Problem statement:
Nothing but the line containing "Convert this screenshot" and the lines after it in the entries below should appear, each repeated exactly.

Source material:
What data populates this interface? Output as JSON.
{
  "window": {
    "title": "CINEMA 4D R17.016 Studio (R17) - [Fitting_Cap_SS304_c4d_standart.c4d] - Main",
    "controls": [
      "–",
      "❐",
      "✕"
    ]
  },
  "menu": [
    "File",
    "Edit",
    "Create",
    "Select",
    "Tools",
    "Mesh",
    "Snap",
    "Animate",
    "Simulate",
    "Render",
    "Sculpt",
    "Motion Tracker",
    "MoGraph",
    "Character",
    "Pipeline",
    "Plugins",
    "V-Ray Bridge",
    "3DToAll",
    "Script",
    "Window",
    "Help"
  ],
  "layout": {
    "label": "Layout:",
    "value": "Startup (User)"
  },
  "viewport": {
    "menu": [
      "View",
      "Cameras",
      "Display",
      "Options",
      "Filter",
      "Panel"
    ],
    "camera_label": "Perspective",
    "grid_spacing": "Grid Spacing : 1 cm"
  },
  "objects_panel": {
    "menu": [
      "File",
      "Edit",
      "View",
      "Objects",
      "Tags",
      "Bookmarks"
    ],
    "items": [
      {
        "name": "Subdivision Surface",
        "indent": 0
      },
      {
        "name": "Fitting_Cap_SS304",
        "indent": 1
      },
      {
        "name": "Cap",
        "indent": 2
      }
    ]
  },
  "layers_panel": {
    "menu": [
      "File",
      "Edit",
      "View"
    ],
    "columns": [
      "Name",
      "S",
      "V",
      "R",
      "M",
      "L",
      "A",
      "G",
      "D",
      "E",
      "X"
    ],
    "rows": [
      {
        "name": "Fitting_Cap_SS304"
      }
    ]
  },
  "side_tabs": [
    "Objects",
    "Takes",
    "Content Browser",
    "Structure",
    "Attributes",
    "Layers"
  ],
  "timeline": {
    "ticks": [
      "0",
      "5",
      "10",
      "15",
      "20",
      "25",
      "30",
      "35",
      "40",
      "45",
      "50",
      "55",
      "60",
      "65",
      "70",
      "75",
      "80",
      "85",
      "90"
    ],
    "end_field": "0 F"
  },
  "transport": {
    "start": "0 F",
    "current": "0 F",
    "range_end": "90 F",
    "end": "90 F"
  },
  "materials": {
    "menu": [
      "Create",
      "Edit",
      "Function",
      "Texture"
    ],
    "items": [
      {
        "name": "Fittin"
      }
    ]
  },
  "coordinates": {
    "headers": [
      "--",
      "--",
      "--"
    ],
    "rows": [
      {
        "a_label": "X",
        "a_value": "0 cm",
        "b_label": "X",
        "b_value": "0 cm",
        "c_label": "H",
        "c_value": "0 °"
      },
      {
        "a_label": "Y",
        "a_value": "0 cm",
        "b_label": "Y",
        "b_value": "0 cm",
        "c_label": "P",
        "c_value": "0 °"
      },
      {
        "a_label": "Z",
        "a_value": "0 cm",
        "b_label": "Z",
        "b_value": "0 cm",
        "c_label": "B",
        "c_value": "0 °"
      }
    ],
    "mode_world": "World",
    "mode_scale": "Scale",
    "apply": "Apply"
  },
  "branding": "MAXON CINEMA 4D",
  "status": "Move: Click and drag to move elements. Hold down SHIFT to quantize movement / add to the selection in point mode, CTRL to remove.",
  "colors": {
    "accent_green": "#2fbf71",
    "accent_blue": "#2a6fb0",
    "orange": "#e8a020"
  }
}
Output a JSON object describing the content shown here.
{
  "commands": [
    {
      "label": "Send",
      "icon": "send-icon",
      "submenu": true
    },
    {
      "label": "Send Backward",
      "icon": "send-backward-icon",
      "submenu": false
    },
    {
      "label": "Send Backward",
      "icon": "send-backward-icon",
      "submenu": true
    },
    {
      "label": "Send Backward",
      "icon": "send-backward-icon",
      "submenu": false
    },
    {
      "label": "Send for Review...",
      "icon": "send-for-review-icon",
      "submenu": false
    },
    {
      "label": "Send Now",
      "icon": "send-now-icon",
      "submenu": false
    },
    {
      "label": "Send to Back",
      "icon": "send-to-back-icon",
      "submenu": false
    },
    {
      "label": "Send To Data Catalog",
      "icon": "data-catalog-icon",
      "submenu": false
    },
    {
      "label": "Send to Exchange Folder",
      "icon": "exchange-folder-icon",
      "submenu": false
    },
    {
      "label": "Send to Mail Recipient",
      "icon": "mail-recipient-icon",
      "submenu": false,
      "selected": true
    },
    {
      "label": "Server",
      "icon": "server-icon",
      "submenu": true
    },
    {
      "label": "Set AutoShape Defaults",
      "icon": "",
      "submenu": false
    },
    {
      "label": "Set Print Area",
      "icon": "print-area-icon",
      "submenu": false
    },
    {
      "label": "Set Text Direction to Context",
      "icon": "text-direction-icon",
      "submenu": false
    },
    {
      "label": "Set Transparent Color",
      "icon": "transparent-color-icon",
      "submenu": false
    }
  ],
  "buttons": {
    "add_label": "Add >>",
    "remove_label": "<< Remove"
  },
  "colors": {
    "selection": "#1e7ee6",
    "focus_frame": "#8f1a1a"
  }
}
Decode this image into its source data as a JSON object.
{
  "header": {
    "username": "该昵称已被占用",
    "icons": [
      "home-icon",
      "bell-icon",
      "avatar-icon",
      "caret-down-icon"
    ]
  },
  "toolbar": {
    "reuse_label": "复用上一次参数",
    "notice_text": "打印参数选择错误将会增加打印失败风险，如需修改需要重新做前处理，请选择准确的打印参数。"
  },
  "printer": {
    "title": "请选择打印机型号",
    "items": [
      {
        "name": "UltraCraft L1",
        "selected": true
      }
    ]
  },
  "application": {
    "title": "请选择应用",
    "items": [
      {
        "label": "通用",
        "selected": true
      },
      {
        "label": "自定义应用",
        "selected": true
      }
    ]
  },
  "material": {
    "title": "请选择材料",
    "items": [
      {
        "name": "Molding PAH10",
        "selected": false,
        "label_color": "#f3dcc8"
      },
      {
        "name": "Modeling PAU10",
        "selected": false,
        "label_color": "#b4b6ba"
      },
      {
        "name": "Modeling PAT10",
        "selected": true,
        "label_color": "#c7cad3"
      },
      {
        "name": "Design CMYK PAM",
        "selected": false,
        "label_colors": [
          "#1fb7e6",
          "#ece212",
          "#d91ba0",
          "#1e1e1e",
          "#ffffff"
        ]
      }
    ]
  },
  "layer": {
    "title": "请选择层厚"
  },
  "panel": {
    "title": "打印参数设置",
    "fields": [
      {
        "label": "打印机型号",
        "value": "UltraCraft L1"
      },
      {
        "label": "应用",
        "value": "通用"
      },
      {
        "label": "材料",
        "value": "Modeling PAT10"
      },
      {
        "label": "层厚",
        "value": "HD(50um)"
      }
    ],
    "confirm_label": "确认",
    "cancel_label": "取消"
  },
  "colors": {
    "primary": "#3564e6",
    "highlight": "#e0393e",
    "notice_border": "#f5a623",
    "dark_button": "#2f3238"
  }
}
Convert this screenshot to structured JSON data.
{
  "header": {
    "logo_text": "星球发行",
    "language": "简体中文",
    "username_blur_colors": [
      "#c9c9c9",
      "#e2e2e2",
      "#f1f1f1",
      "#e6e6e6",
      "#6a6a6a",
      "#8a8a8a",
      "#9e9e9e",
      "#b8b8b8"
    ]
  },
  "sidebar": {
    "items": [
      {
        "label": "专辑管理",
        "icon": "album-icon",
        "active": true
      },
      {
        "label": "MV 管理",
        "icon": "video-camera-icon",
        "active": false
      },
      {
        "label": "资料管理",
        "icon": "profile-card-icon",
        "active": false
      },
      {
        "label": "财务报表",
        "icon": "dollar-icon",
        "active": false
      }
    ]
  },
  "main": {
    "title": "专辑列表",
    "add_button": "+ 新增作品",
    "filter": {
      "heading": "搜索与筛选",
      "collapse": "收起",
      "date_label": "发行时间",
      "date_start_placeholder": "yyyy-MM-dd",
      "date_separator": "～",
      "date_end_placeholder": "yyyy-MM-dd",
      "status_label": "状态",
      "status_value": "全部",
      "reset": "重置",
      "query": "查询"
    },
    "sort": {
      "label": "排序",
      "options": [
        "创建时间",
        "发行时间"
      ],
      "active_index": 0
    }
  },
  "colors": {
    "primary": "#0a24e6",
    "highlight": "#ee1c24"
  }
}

Solved problem:
Convert this screenshot to structured JSON data.
{
  "header": {
    "logo_text": "星球发行",
    "language": "简体中文",
    "username_blur_colors": [
      "#c9c9c9",
      "#e2e2e2",
      "#f1f1f1",
      "#e6e6e6",
      "#6a6a6a",
      "#8a8a8a",
      "#9e9e9e",
      "#b8b8b8"
    ]
  },
  "sidebar": {
    "items": [
      {
        "label": "专辑管理",
        "icon": "album-icon",
        "active": true
      },
      {
        "label": "MV 管理",
        "icon": "video-camera-icon",
        "active": false
      },
      {
        "label": "资料管理",
        "icon": "profile-card-icon",
        "active": false
      },
      {
        "label": "财务报表",
        "icon": "dollar-icon",
        "active": false
      }
    ]
  },
  "main": {
    "title": "专辑列表",
    "add_button": "+ 新增作品",
    "filter": {
      "heading": "搜索与筛选",
      "collapse": "收起",
      "date_label": "发行时间",
      "date_start_placeholder": "yyyy-MM-dd",
      "date_separator": "～",
      "date_end_placeholder": "yyyy-MM-dd",
      "status_label": "状态",
      "status_value": "全部",
      "reset": "重置",
      "query": "查询"
    },
    "sort": {
      "label": "排序",
      "options": [
        "创建时间",
        "发行时间"
      ],
      "active_index": 0
    }
  },
  "colors": {
    "primary": "#0a24e6",
    "highlight": "#ee1c24"
  }
}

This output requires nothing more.